The original ruling had marked the first time a former leader of the armed forces had faced such a sentence for treason in Pakistan, where the military maintains strong influence and senior officers are often considered immune from prosecution.
It caused huge controversy, with Musharraf — exiled in Dubai — slamming it as a “vendetta”, and the military expressing its disappointment.
A High Court in the eastern city of Lahore ruled it “illegal” on Monday.
“The filing of the complaint, the constitution of the court, the selection of the prosecution team are illegal, declared to be illegal… And at the end of the day the full judgment has been set aside,” the prosecutor representing the government, Ishtiaq A. Khan, told AFP.
“Yes, he is a free man. Right now there is no judgment against him any longer,” Khan added.
Musharraf’s lawyer, Azhar Siddique, also told media outside the court in Lahore that it had “nullified everything”.
The prosecution now has the option to file a new case against Musharraf with the approval of the federal Cabinet.

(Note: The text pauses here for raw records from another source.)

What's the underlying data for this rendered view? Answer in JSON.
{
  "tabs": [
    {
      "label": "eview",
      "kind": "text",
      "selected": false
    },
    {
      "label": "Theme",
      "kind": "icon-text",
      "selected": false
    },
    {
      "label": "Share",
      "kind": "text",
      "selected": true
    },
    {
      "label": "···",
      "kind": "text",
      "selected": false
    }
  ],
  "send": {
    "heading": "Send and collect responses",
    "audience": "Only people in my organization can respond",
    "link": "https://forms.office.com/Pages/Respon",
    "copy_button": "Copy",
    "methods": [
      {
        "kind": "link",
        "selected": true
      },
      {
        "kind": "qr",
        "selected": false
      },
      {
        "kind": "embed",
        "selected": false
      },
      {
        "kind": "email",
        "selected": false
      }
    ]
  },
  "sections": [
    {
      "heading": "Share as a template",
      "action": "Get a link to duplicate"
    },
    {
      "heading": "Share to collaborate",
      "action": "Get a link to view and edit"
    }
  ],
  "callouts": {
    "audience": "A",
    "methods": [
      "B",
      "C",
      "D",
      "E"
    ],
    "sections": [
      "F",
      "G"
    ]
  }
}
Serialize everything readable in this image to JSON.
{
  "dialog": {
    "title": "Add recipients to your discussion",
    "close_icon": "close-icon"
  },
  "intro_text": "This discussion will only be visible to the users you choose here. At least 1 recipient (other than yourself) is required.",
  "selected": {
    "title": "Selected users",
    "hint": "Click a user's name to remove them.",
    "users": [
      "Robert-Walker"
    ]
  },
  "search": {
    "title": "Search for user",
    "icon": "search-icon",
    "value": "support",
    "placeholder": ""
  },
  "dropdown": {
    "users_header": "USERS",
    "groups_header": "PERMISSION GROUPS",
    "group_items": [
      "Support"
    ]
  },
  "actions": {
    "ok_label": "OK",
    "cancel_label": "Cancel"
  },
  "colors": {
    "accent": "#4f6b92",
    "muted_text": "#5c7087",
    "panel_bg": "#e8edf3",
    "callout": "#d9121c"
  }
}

However Saroop Ijaz, a senior lawyer in Lahore who is not affiliated with the case, said that unless the High Court orders the government to do so in its detailed verdict, he doubts any further action will be taken.
The case was initially filed by former premier Nawaz Sharif, he explained — not the current government of Prime Minister Imran Khan, whose “political view is absolutely clear — they don’t want to pursue this case. They took a very clear position after the special court’s ruling.”
Khan is believed to be close to the military, and several members of his government had condemned the special court’s ruling when it was first announced last year.
The treason trial — which began in 2013 and is just one of several involving Musharraf — centred on his decision to suspend the constitution and impose emergency rule in 2007.
Musharraf first took power after ousting then-premier Sharif in a bloodless coup in 1999.
A cigar-smoking, whisky-drinking moderate, the general became a key US ally in the “war on terror” after the September 11 attacks and escaped at least three Al-Qaeda assassination attempts during his nine years in office.
His rule faced no serious challenges until he tried to sack the Supreme Court chief justice in March 2007, sparking nationwide protests and months of turmoil that led to the imposition of emergency rule.
Musharraf finally resigned in August 2008 in the face of impeachment proceedings by a new governing coalition, and went briefly into exile.
He returned to Pakistan in 2013 in an attempt to contest elections, but was barred from taking part in the polls and from leaving the country as a barrage of legal cases mounted.
The travel ban against him was finally lifted in 2016, and he travelled to Dubai for medical treatment, where he has been ever since.